┏━━

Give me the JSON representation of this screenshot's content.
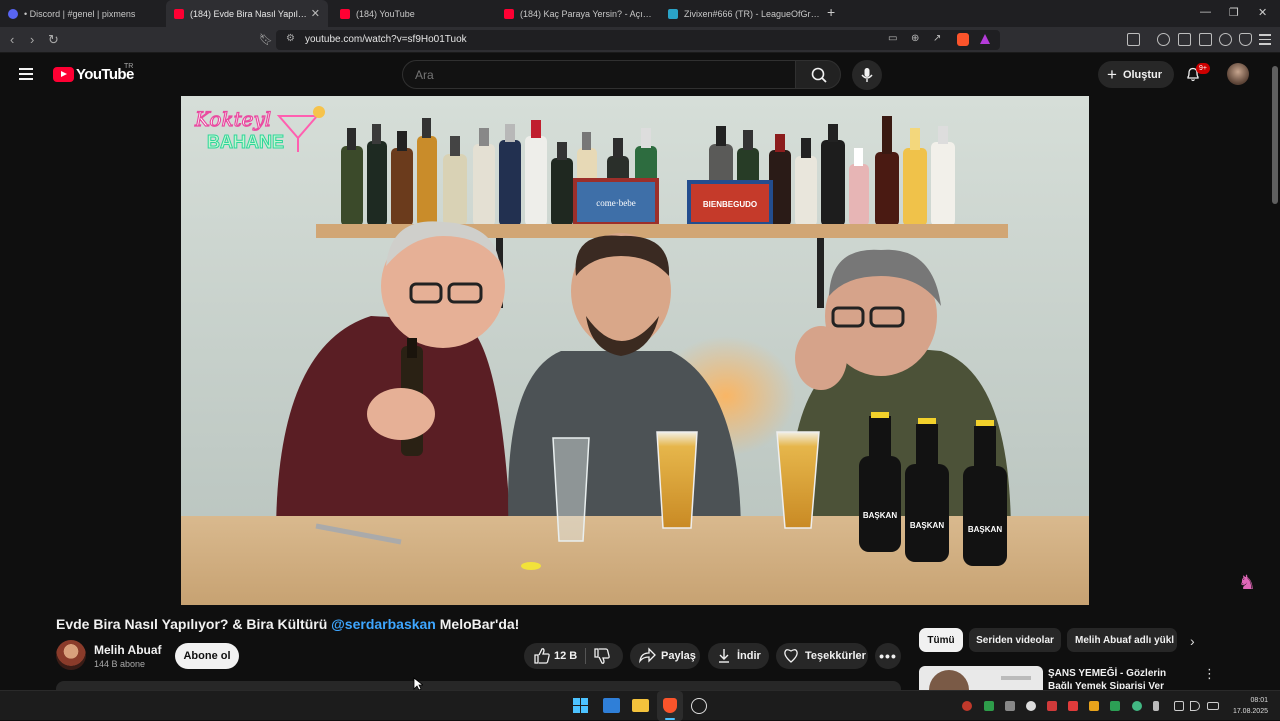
{
  "browser": {
    "tabs": [
      {
        "label": "• Discord | #genel | pixmens",
        "favicon_color": "#5865f2",
        "active": false
      },
      {
        "label": "(184) Evde Bira Nasıl Yapılıyor",
        "favicon_color": "#ff0033",
        "active": true
      },
      {
        "label": "(184) YouTube",
        "favicon_color": "#ff0033",
        "active": false
      },
      {
        "label": "(184) Kaç Paraya Yersin? - Açık Artırm",
        "favicon_color": "#ff0033",
        "active": false
      },
      {
        "label": "Zivixen#666 (TR) - LeagueOfGraphs",
        "favicon_color": "#2aa3c7",
        "active": false
      }
    ],
    "new_tab": "+",
    "url": "youtube.com/watch?v=sf9Ho01Tuok"
  },
  "youtube": {
    "logo_text": "YouTube",
    "country": "TR",
    "search_placeholder": "Ara",
    "create_label": "Oluştur",
    "notifications_badge": "9+"
  },
  "video": {
    "overlay_logo_line1": "Kokteyl",
    "overlay_logo_line2": "BAHANE",
    "box_label_left": "come·bebe",
    "box_label_right": "BIENBEGUDO",
    "bottle_label": "BAŞKAN",
    "title_part1": "Evde Bira Nasıl Yapılıyor? & Bira Kültürü ",
    "title_mention": "@serdarbaskan",
    "title_part2": " MeloBar'da!",
    "channel_name": "Melih Abuaf",
    "subscribers": "144 B abone",
    "subscribe_label": "Abone ol",
    "likes": "12 B",
    "share_label": "Paylaş",
    "download_label": "İndir",
    "thanks_label": "Teşekkürler"
  },
  "sidebar": {
    "chips": [
      "Tümü",
      "Seriden videolar",
      "Melih Abuaf adlı yükl"
    ],
    "selected_chip": "Tümü",
    "recommendation_title": "ŞANS YEMEĞİ - Gözlerin Bağlı Yemek Siparişi Ver"
  },
  "taskbar": {
    "time": "08:01",
    "date": "17.08.2025"
  },
  "colors": {
    "youtube_red": "#ff0033",
    "mention_blue": "#3ea6ff",
    "background": "#0f0f0f"
  }
}
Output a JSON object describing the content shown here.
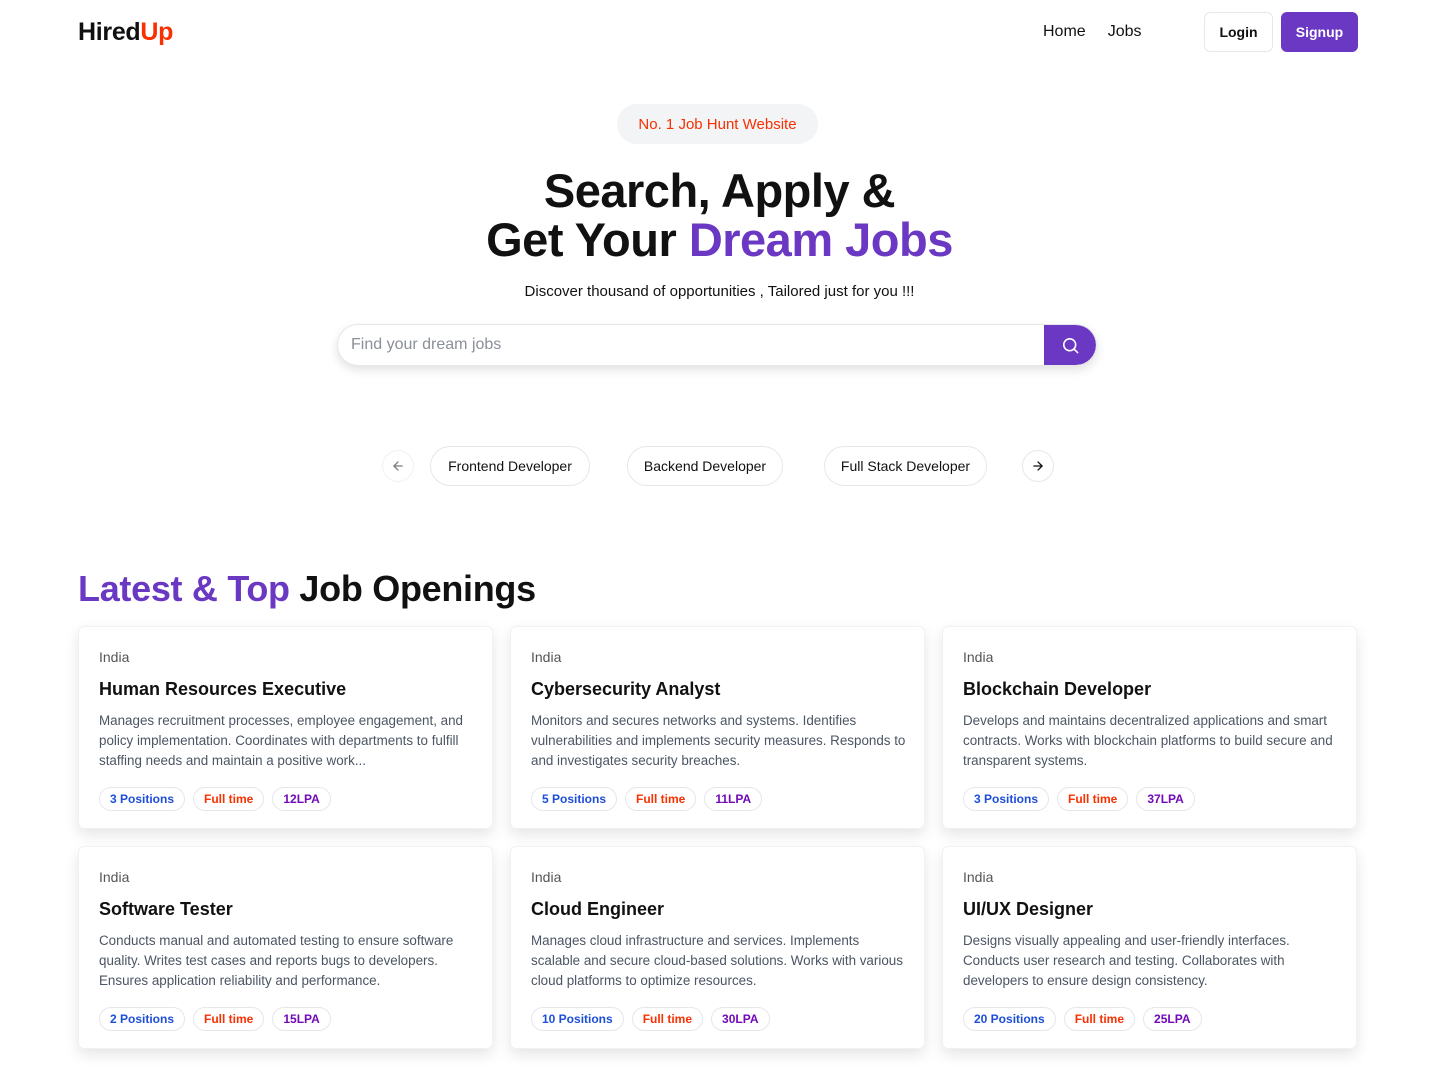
{
  "brand": {
    "part1": "Hired",
    "part2": "Up",
    "accent_color": "#f83002"
  },
  "nav": {
    "links": [
      "Home",
      "Jobs"
    ],
    "login_label": "Login",
    "signup_label": "Signup"
  },
  "hero": {
    "badge": "No. 1 Job Hunt Website",
    "title_line1": "Search, Apply &",
    "title_line2_prefix": "Get Your ",
    "title_line2_accent": "Dream Jobs",
    "subtitle": "Discover thousand of opportunities , Tailored just for you !!!",
    "primary_color": "#6a38c2"
  },
  "search": {
    "placeholder": "Find your dream jobs",
    "value": "",
    "button_icon": "search-icon"
  },
  "categories": {
    "prev_icon": "arrow-left-icon",
    "next_icon": "arrow-right-icon",
    "items": [
      "Frontend Developer",
      "Backend Developer",
      "Full Stack Developer"
    ]
  },
  "section": {
    "title_accent": "Latest & Top",
    "title_rest": " Job Openings"
  },
  "jobs": [
    {
      "location": "India",
      "title": "Human Resources Executive",
      "description": "Manages recruitment processes, employee engagement, and policy implementation. Coordinates with departments to fulfill staffing needs and maintain a positive work...",
      "positions": "3 Positions",
      "type": "Full time",
      "salary": "12LPA"
    },
    {
      "location": "India",
      "title": "Cybersecurity Analyst",
      "description": "Monitors and secures networks and systems. Identifies vulnerabilities and implements security measures. Responds to and investigates security breaches.",
      "positions": "5 Positions",
      "type": "Full time",
      "salary": "11LPA"
    },
    {
      "location": "India",
      "title": "Blockchain Developer",
      "description": "Develops and maintains decentralized applications and smart contracts. Works with blockchain platforms to build secure and transparent systems.",
      "positions": "3 Positions",
      "type": "Full time",
      "salary": "37LPA"
    },
    {
      "location": "India",
      "title": "Software Tester",
      "description": "Conducts manual and automated testing to ensure software quality. Writes test cases and reports bugs to developers. Ensures application reliability and performance.",
      "positions": "2 Positions",
      "type": "Full time",
      "salary": "15LPA"
    },
    {
      "location": "India",
      "title": "Cloud Engineer",
      "description": "Manages cloud infrastructure and services. Implements scalable and secure cloud-based solutions. Works with various cloud platforms to optimize resources.",
      "positions": "10 Positions",
      "type": "Full time",
      "salary": "30LPA"
    },
    {
      "location": "India",
      "title": "UI/UX Designer",
      "description": "Designs visually appealing and user-friendly interfaces. Conducts user research and testing. Collaborates with developers to ensure design consistency.",
      "positions": "20 Positions",
      "type": "Full time",
      "salary": "25LPA"
    }
  ]
}
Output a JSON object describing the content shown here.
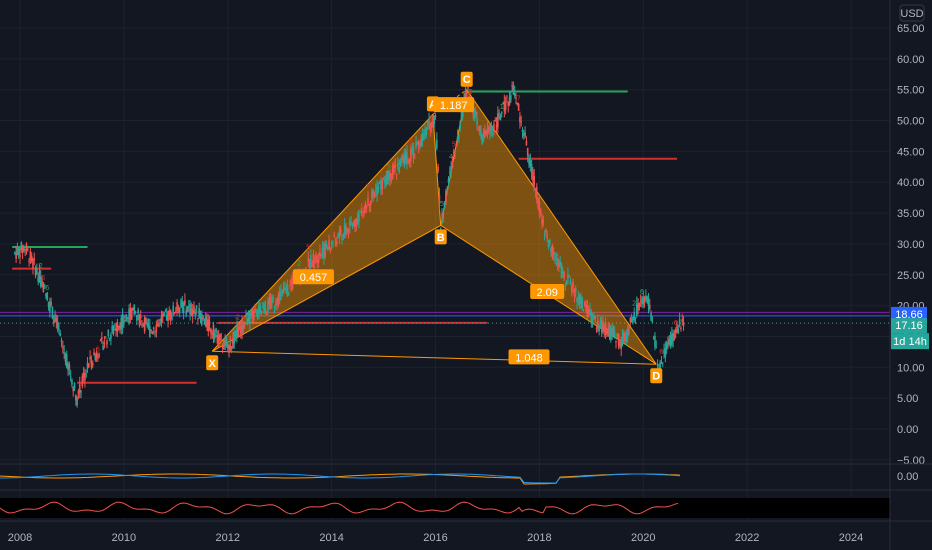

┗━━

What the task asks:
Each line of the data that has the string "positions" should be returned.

Solution to this exercise:
      "positions": "3 Positions",
      "positions": "5 Positions",
      "positions": "3 Positions",
      "positions": "2 Positions",
      "positions": "10 Positions",
      "positions": "20 Positions",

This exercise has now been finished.